Copy, in full, each line of the material that holds the word "JSON".
━━━━━━━━━━━━━━━━━━━━
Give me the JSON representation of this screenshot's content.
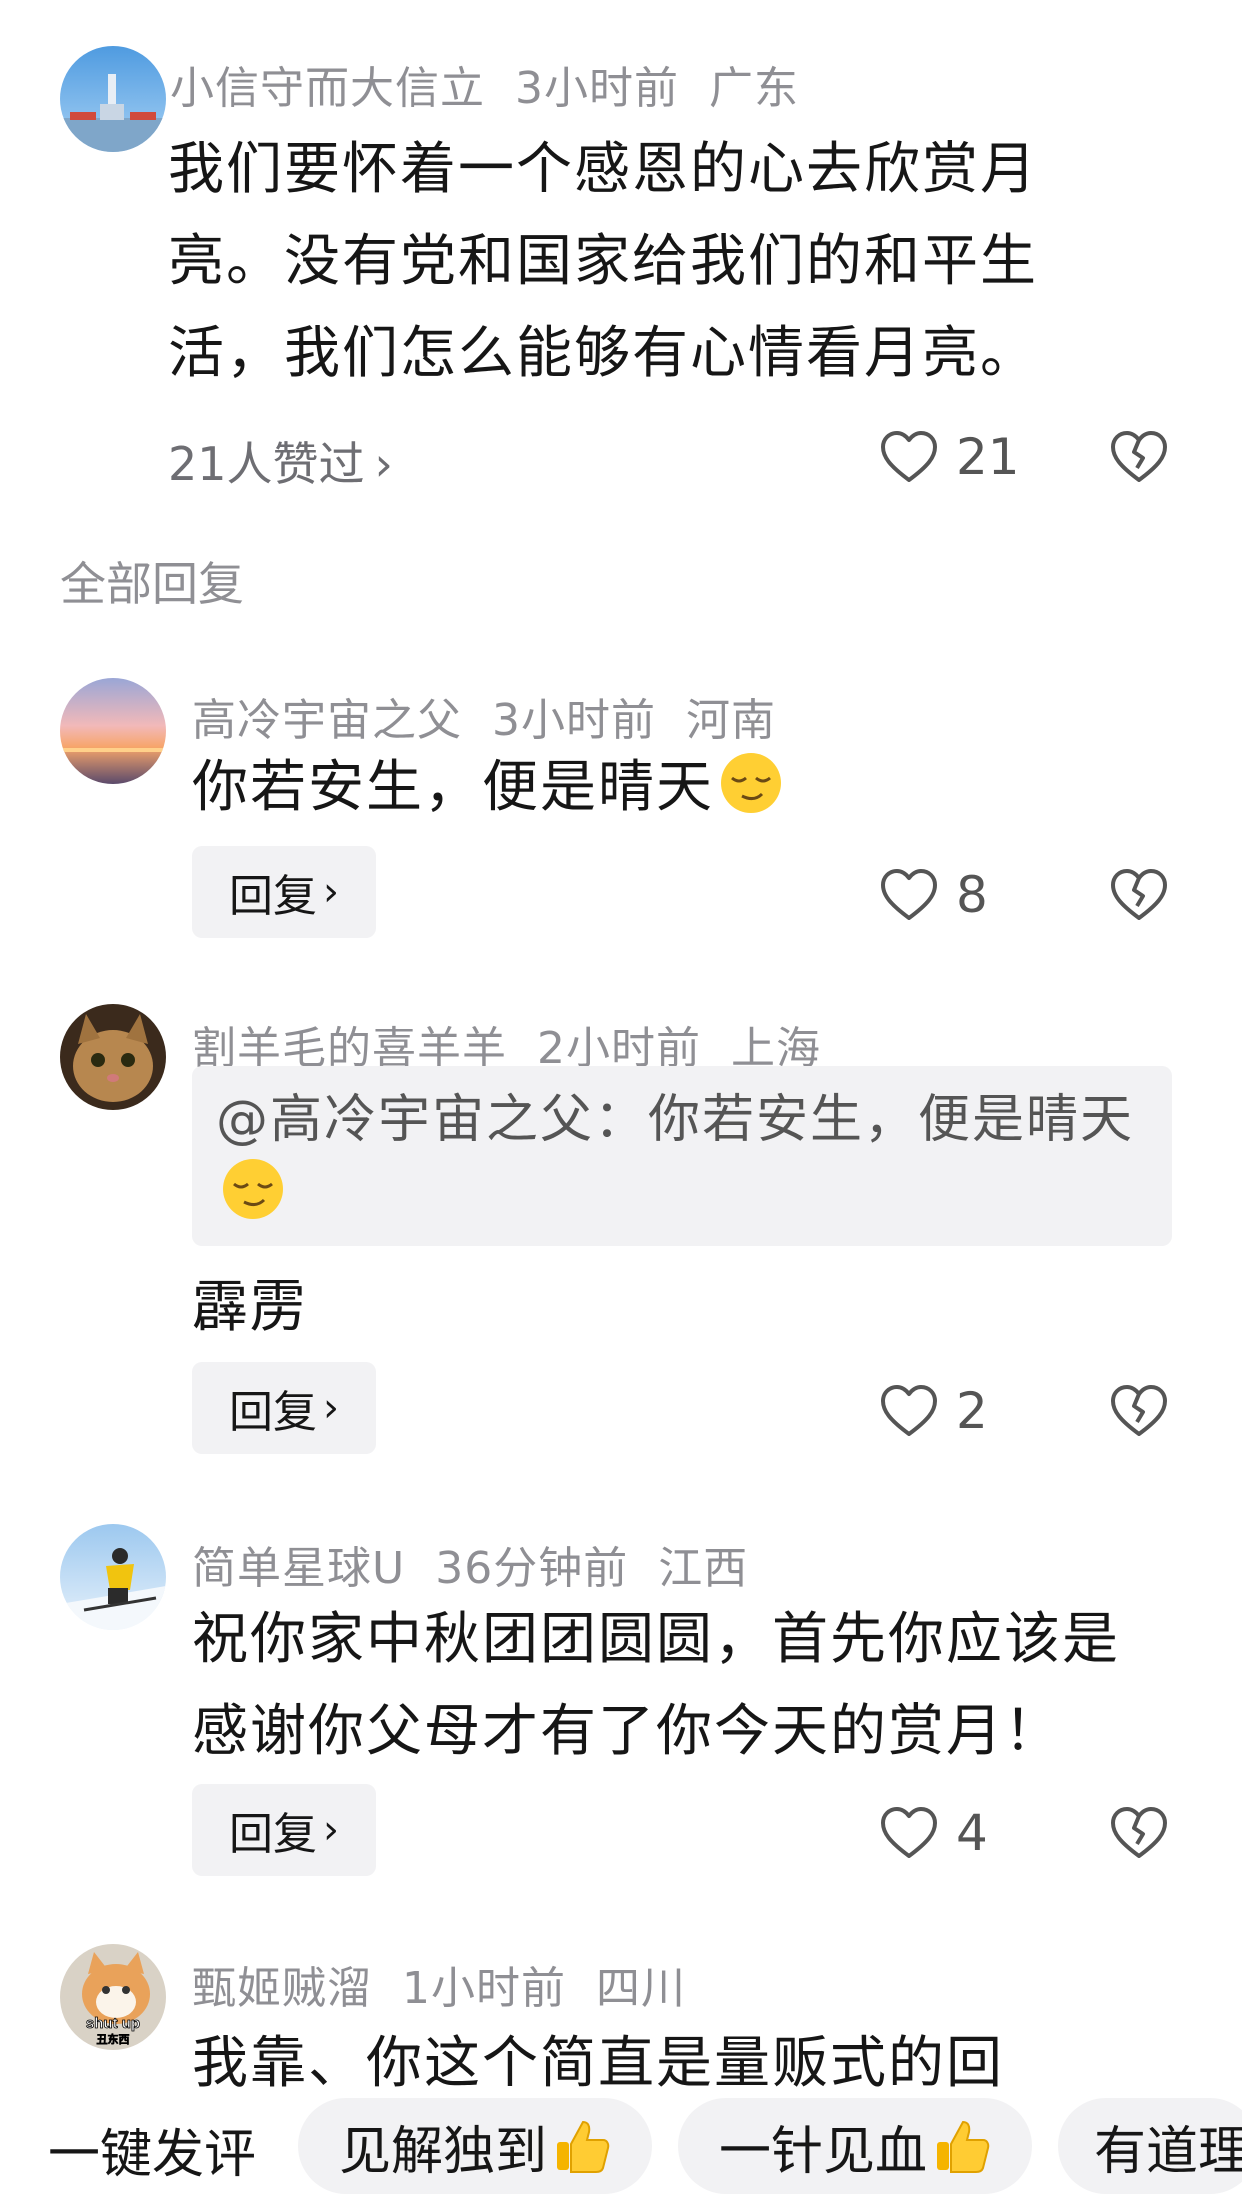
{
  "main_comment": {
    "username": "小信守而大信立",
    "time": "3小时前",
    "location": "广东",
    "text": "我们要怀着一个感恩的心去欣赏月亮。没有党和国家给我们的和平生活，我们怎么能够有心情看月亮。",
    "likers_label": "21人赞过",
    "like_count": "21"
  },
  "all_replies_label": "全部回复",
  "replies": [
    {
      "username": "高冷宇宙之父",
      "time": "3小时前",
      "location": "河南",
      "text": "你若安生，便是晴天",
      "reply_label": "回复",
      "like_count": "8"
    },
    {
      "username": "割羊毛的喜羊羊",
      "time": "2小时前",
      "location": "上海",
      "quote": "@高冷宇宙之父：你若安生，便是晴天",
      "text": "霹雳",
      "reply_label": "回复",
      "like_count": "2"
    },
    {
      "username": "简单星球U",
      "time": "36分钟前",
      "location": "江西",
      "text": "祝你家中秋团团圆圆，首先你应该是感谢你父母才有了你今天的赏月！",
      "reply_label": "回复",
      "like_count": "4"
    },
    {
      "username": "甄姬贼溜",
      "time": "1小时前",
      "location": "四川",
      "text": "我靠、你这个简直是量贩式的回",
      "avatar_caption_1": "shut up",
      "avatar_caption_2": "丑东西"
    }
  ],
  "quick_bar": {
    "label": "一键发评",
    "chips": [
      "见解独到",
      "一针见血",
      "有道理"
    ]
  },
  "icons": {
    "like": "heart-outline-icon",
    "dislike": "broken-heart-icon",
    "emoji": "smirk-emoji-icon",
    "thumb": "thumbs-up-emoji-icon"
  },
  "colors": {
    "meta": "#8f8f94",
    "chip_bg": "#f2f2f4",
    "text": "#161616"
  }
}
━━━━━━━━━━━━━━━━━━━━
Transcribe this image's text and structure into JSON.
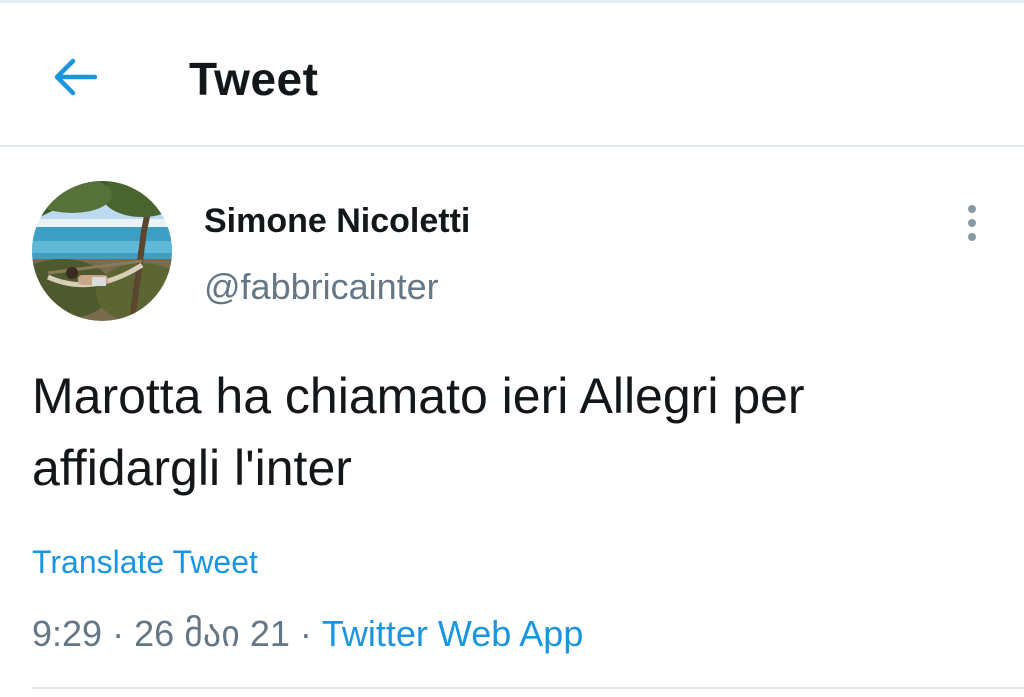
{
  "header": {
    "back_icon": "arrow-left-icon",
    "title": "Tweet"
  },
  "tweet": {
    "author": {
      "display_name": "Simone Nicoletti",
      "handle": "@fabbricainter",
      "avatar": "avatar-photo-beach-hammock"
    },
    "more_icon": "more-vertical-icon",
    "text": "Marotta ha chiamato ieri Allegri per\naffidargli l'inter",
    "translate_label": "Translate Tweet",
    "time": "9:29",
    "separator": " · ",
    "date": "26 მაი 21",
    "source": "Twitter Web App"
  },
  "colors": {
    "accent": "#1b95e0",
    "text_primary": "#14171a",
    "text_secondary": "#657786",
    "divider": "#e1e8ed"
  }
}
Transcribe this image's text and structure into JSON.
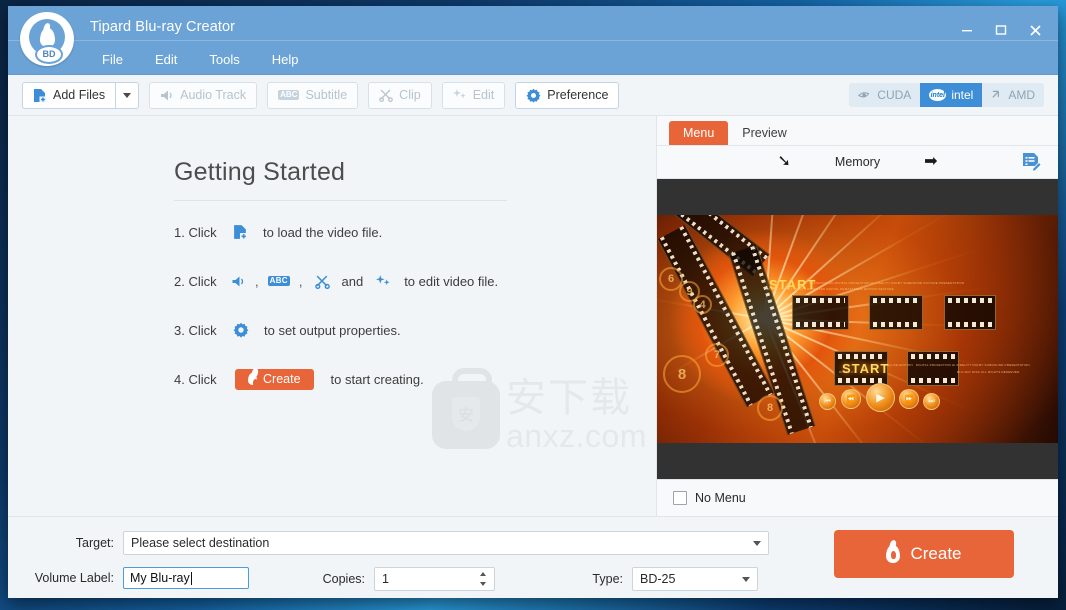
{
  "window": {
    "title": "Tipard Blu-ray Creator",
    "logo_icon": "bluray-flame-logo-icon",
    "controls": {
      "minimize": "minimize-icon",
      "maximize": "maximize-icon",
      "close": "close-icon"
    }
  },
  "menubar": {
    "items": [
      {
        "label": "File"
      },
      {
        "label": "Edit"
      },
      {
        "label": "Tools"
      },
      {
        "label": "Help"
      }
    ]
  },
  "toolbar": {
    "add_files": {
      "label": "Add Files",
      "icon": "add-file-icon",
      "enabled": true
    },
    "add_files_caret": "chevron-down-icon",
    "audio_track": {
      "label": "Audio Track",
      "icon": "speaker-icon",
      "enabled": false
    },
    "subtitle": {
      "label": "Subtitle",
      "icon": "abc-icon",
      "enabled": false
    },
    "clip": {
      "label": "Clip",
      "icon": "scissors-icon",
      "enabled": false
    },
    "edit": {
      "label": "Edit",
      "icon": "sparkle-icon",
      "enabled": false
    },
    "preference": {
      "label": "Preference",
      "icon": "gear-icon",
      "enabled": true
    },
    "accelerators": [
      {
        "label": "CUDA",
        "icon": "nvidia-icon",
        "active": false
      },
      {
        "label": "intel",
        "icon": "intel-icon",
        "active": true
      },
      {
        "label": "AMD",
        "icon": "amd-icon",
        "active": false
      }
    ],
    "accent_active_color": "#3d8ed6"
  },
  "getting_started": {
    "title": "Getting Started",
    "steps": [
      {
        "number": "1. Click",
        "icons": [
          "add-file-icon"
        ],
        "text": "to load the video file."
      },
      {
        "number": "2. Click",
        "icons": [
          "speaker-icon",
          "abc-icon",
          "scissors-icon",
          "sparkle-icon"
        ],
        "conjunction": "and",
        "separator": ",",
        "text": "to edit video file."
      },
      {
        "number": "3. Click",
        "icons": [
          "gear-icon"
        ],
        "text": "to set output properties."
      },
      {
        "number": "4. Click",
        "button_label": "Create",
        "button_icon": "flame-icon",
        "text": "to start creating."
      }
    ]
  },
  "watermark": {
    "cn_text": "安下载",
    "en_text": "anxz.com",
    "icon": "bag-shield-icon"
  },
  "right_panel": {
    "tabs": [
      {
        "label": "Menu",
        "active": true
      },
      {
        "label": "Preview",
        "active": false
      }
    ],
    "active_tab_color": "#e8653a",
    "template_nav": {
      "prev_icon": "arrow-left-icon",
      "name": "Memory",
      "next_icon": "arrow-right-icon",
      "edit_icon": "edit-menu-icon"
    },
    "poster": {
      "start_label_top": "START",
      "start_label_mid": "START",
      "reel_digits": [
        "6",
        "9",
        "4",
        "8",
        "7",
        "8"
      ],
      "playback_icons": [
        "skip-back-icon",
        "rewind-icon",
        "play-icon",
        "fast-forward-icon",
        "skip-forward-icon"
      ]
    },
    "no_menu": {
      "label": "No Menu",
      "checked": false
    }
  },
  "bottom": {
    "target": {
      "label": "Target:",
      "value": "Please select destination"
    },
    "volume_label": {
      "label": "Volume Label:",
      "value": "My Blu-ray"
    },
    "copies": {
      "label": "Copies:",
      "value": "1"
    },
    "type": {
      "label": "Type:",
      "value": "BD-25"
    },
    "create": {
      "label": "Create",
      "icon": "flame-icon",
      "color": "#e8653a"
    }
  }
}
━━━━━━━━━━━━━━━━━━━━
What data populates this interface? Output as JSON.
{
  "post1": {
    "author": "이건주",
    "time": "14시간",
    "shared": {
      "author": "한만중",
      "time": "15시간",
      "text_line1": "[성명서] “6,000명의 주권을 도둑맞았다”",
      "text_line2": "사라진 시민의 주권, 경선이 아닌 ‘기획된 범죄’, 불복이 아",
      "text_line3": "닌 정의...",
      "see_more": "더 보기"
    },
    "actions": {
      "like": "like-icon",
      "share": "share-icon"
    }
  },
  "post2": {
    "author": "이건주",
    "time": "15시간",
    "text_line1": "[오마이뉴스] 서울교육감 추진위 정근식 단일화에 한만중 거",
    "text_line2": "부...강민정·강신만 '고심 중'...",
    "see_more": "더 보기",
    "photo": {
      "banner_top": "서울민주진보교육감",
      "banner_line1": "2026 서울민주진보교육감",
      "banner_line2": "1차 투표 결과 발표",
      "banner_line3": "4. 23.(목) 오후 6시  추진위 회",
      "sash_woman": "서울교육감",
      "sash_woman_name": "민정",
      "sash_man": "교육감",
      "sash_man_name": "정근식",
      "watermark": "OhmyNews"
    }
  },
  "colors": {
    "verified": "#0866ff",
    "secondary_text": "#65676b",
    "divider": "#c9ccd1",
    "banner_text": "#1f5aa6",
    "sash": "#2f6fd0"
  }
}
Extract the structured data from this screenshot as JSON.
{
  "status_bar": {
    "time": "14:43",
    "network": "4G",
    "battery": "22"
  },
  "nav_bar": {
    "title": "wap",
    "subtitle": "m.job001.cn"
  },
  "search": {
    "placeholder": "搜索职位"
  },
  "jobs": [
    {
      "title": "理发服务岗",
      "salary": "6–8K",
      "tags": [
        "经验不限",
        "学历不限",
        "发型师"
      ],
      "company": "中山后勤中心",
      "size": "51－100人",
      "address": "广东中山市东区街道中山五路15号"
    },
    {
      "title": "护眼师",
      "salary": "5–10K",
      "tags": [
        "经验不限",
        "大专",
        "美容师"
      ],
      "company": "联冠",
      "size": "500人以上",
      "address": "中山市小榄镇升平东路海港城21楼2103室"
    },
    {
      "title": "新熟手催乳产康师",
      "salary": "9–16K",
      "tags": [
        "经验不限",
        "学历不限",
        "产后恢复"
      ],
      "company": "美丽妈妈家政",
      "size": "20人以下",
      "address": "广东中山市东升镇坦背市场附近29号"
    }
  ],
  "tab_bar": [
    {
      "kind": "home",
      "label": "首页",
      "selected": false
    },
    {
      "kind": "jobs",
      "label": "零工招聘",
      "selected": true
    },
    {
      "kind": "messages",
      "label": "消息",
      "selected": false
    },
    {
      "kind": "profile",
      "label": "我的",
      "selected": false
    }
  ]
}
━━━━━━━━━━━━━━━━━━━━
**Exercise result**
Give me the JSON representation of this screenshot's content.
Transcribe this image's text and structure into JSON.
Transcribe this image's text and structure into JSON.
What data populates this interface? Output as JSON.
Extract the structured data from this screenshot as JSON.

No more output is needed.